───── DATASET CONTENT ─────

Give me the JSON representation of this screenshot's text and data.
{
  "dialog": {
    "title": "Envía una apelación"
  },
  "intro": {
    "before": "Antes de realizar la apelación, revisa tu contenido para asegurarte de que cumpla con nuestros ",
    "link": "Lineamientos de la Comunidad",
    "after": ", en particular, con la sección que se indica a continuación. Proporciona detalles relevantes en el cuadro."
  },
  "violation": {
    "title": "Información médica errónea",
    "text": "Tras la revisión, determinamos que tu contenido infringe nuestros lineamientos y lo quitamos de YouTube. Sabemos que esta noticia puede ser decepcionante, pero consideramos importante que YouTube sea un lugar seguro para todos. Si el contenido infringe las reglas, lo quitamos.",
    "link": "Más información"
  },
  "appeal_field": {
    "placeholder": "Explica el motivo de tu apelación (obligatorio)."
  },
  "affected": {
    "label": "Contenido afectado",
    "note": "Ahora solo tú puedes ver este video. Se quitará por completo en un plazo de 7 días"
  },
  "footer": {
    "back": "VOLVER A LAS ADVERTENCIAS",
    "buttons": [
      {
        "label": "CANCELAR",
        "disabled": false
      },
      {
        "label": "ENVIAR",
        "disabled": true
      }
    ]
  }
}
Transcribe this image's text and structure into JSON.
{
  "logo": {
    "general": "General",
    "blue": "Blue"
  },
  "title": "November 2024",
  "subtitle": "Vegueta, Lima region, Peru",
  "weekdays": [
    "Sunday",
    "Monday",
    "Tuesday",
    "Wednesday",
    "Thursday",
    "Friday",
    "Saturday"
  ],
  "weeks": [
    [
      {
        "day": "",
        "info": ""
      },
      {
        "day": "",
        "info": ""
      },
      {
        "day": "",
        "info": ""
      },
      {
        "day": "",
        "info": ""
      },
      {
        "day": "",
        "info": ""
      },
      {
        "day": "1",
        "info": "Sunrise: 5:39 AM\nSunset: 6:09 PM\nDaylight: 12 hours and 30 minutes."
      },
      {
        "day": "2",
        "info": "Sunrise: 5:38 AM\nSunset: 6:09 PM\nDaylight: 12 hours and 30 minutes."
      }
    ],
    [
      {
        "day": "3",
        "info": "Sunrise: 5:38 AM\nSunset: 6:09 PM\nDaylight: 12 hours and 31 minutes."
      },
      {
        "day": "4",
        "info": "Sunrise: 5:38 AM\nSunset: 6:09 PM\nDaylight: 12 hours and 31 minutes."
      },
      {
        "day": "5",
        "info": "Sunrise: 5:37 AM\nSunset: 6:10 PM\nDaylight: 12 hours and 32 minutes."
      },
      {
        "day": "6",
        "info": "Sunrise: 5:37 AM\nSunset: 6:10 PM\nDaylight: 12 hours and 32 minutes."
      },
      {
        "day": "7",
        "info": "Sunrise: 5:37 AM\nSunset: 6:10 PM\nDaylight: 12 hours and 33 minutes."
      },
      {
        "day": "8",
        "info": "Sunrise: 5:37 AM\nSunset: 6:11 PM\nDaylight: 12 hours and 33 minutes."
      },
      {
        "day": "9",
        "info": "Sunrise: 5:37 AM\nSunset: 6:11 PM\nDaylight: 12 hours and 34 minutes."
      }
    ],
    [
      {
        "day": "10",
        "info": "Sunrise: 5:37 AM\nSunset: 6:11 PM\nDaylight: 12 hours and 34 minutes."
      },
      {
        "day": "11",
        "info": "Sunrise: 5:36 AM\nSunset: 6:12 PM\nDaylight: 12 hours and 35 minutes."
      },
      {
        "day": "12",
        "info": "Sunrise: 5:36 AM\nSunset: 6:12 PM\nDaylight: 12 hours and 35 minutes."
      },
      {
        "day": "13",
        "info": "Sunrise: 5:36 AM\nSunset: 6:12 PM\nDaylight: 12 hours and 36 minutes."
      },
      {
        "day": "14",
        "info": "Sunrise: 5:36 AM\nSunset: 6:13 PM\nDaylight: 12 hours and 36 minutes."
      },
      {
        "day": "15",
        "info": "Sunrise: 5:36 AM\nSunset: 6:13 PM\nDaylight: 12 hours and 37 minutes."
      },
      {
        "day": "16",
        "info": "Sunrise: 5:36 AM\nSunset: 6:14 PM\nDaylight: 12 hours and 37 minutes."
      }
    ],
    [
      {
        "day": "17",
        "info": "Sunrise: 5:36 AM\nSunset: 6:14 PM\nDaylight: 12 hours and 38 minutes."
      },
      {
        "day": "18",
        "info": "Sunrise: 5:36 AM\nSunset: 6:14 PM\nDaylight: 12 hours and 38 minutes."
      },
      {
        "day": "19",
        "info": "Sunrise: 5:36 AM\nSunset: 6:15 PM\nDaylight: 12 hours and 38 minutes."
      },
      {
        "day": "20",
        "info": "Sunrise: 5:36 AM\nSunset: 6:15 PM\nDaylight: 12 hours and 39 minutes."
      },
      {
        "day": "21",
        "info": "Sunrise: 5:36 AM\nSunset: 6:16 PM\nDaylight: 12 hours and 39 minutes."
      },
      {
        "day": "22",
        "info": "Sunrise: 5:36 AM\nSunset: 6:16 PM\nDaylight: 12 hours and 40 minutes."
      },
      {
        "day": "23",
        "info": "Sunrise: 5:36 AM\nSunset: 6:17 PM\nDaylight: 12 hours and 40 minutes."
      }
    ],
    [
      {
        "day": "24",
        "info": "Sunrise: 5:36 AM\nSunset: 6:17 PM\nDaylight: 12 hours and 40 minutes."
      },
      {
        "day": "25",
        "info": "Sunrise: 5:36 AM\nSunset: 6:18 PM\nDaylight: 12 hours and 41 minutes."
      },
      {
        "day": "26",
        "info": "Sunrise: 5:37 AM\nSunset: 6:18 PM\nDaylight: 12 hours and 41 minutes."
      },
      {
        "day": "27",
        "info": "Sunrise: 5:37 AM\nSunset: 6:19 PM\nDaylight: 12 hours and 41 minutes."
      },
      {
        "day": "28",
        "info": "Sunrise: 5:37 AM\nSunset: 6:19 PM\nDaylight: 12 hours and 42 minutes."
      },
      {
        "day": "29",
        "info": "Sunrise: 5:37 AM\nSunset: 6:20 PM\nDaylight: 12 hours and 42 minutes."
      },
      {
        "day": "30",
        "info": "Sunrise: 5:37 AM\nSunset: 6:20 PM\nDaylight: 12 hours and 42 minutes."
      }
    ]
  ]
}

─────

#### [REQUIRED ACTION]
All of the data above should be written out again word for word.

#### [OUTPUT FOR THIS EXERCISE]
Give me the JSON representation of this screenshot's text and data.
{
  "dialog": {
    "title": "Envía una apelación"
  },
  "intro": {
    "before": "Antes de realizar la apelación, revisa tu contenido para asegurarte de que cumpla con nuestros ",
    "link": "Lineamientos de la Comunidad",
    "after": ", en particular, con la sección que se indica a continuación. Proporciona detalles relevantes en el cuadro."
  },
  "violation": {
    "title": "Información médica errónea",
    "text": "Tras la revisión, determinamos que tu contenido infringe nuestros lineamientos y lo quitamos de YouTube. Sabemos que esta noticia puede ser decepcionante, pero consideramos importante que YouTube sea un lugar seguro para todos. Si el contenido infringe las reglas, lo quitamos.",
    "link": "Más información"
  },
  "appeal_field": {
    "placeholder": "Explica el motivo de tu apelación (obligatorio)."
  },
  "affected": {
    "label": "Contenido afectado",
    "note": "Ahora solo tú puedes ver este video. Se quitará por completo en un plazo de 7 días"
  },
  "footer": {
    "back": "VOLVER A LAS ADVERTENCIAS",
    "buttons": [
      {
        "label": "CANCELAR",
        "disabled": false
      },
      {
        "label": "ENVIAR",
        "disabled": true
      }
    ]
  }
}
Transcribe this image's text and structure into JSON.
{
  "logo": {
    "general": "General",
    "blue": "Blue"
  },
  "title": "November 2024",
  "subtitle": "Vegueta, Lima region, Peru",
  "weekdays": [
    "Sunday",
    "Monday",
    "Tuesday",
    "Wednesday",
    "Thursday",
    "Friday",
    "Saturday"
  ],
  "weeks": [
    [
      {
        "day": "",
        "info": ""
      },
      {
        "day": "",
        "info": ""
      },
      {
        "day": "",
        "info": ""
      },
      {
        "day": "",
        "info": ""
      },
      {
        "day": "",
        "info": ""
      },
      {
        "day": "1",
        "info": "Sunrise: 5:39 AM\nSunset: 6:09 PM\nDaylight: 12 hours and 30 minutes."
      },
      {
        "day": "2",
        "info": "Sunrise: 5:38 AM\nSunset: 6:09 PM\nDaylight: 12 hours and 30 minutes."
      }
    ],
    [
      {
        "day": "3",
        "info": "Sunrise: 5:38 AM\nSunset: 6:09 PM\nDaylight: 12 hours and 31 minutes."
      },
      {
        "day": "4",
        "info": "Sunrise: 5:38 AM\nSunset: 6:09 PM\nDaylight: 12 hours and 31 minutes."
      },
      {
        "day": "5",
        "info": "Sunrise: 5:37 AM\nSunset: 6:10 PM\nDaylight: 12 hours and 32 minutes."
      },
      {
        "day": "6",
        "info": "Sunrise: 5:37 AM\nSunset: 6:10 PM\nDaylight: 12 hours and 32 minutes."
      },
      {
        "day": "7",
        "info": "Sunrise: 5:37 AM\nSunset: 6:10 PM\nDaylight: 12 hours and 33 minutes."
      },
      {
        "day": "8",
        "info": "Sunrise: 5:37 AM\nSunset: 6:11 PM\nDaylight: 12 hours and 33 minutes."
      },
      {
        "day": "9",
        "info": "Sunrise: 5:37 AM\nSunset: 6:11 PM\nDaylight: 12 hours and 34 minutes."
      }
    ],
    [
      {
        "day": "10",
        "info": "Sunrise: 5:37 AM\nSunset: 6:11 PM\nDaylight: 12 hours and 34 minutes."
      },
      {
        "day": "11",
        "info": "Sunrise: 5:36 AM\nSunset: 6:12 PM\nDaylight: 12 hours and 35 minutes."
      },
      {
        "day": "12",
        "info": "Sunrise: 5:36 AM\nSunset: 6:12 PM\nDaylight: 12 hours and 35 minutes."
      },
      {
        "day": "13",
        "info": "Sunrise: 5:36 AM\nSunset: 6:12 PM\nDaylight: 12 hours and 36 minutes."
      },
      {
        "day": "14",
        "info": "Sunrise: 5:36 AM\nSunset: 6:13 PM\nDaylight: 12 hours and 36 minutes."
      },
      {
        "day": "15",
        "info": "Sunrise: 5:36 AM\nSunset: 6:13 PM\nDaylight: 12 hours and 37 minutes."
      },
      {
        "day": "16",
        "info": "Sunrise: 5:36 AM\nSunset: 6:14 PM\nDaylight: 12 hours and 37 minutes."
      }
    ],
    [
      {
        "day": "17",
        "info": "Sunrise: 5:36 AM\nSunset: 6:14 PM\nDaylight: 12 hours and 38 minutes."
      },
      {
        "day": "18",
        "info": "Sunrise: 5:36 AM\nSunset: 6:14 PM\nDaylight: 12 hours and 38 minutes."
      },
      {
        "day": "19",
        "info": "Sunrise: 5:36 AM\nSunset: 6:15 PM\nDaylight: 12 hours and 38 minutes."
      },
      {
        "day": "20",
        "info": "Sunrise: 5:36 AM\nSunset: 6:15 PM\nDaylight: 12 hours and 39 minutes."
      },
      {
        "day": "21",
        "info": "Sunrise: 5:36 AM\nSunset: 6:16 PM\nDaylight: 12 hours and 39 minutes."
      },
      {
        "day": "22",
        "info": "Sunrise: 5:36 AM\nSunset: 6:16 PM\nDaylight: 12 hours and 40 minutes."
      },
      {
        "day": "23",
        "info": "Sunrise: 5:36 AM\nSunset: 6:17 PM\nDaylight: 12 hours and 40 minutes."
      }
    ],
    [
      {
        "day": "24",
        "info": "Sunrise: 5:36 AM\nSunset: 6:17 PM\nDaylight: 12 hours and 40 minutes."
      },
      {
        "day": "25",
        "info": "Sunrise: 5:36 AM\nSunset: 6:18 PM\nDaylight: 12 hours and 41 minutes."
      },
      {
        "day": "26",
        "info": "Sunrise: 5:37 AM\nSunset: 6:18 PM\nDaylight: 12 hours and 41 minutes."
      },
      {
        "day": "27",
        "info": "Sunrise: 5:37 AM\nSunset: 6:19 PM\nDaylight: 12 hours and 41 minutes."
      },
      {
        "day": "28",
        "info": "Sunrise: 5:37 AM\nSunset: 6:19 PM\nDaylight: 12 hours and 42 minutes."
      },
      {
        "day": "29",
        "info": "Sunrise: 5:37 AM\nSunset: 6:20 PM\nDaylight: 12 hours and 42 minutes."
      },
      {
        "day": "30",
        "info": "Sunrise: 5:37 AM\nSunset: 6:20 PM\nDaylight: 12 hours and 42 minutes."
      }
    ]
  ]
}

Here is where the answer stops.